  • Nutrient content of forest floor: three samples adjacent to each litter sample to determine the carbon, nitrogen, phosphorus, and cation content of the forest floor. Depending on the characteristics of the individual site, 1-3 forest floor horizons or strata may be sampled separately.

  • Nutrient content of mineral soil: three samples of the A horizon to a maximum depth of 7.5 cm at each of the litter measurement plots in the following manner: (1) one sample from the quadrant where the litter is removed and (2) two randomly selected from the other three quadrants. Samples will not be composited prior to chemical analysis for carbon, nitrogen, and macronutrient content.

Forest floor and mineral soil samples will be analyzed for total C and N content using a ThermoElectron Flash EA CNS Analyzer. Nitrate, ammonia, phosphate, and total phosphorus will be analyzed using a Lachat Quick Chem 8000 Flow Injector Analyzer, and cations (sodium, potassium, magnesium, and calcium) will be analyzed with a Dionex Liquid Chromatograph.



Literature Cited

Barger, R.L., and P.F. Ffolliott. 1969. Multiproduct timber inventory. Forest Products Journal 19:31-36.

Clary, W.P. 1964. A method for predicting potential herbage yield on the Beaver Creek pilot watershed. Pp 244-250 in Forage Plant Physiology and Soil-Range Relationships. ASA Special Publication 5. American Society of Agronomy, Madison, WI.

Ffolliott, P.F., W.P. Clary, and J.R. Davis. 1968. Some characteristics of the forest floor under ponderosa pine in Arizona. Research Note RM-RN-127. USDA Forest Service, Rocky Mountain Forest and Range Experiment Station, Fort Collins, CO. 4 pp.

Weatherspoon, P., and J. McIver. 2000. A national study of the consequences of fire and fire surrogate treatments: A proposal to the Joint Fire Science Program. Amended March 2000.


Go to the Southwest Watershed Science Team home page.

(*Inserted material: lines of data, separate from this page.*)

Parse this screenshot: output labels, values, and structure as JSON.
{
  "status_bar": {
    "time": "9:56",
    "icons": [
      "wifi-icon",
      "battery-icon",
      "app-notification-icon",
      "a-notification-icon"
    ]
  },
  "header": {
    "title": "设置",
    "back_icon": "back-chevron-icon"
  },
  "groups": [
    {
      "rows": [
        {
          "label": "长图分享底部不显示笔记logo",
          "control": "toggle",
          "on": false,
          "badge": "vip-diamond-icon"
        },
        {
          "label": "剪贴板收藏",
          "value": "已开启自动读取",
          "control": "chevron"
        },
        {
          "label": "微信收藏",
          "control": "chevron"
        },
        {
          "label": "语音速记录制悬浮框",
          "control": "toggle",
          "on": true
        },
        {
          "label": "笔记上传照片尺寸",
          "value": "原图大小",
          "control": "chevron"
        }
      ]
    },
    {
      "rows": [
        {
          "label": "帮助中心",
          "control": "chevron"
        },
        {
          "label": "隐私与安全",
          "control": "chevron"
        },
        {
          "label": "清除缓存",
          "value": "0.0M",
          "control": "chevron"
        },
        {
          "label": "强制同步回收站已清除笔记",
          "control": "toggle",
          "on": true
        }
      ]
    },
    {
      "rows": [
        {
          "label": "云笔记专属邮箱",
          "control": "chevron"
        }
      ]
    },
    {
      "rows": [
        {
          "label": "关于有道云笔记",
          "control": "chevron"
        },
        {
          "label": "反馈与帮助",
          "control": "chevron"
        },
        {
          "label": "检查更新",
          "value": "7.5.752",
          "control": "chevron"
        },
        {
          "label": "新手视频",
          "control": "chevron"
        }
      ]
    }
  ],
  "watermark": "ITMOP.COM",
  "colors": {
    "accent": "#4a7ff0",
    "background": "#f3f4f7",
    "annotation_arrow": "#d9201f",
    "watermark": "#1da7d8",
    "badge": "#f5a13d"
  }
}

Project Contact: 

Principal Investigators:
Boris Poff - Rocky Mountain Research Station
Duncan Leao - Northern Arizona University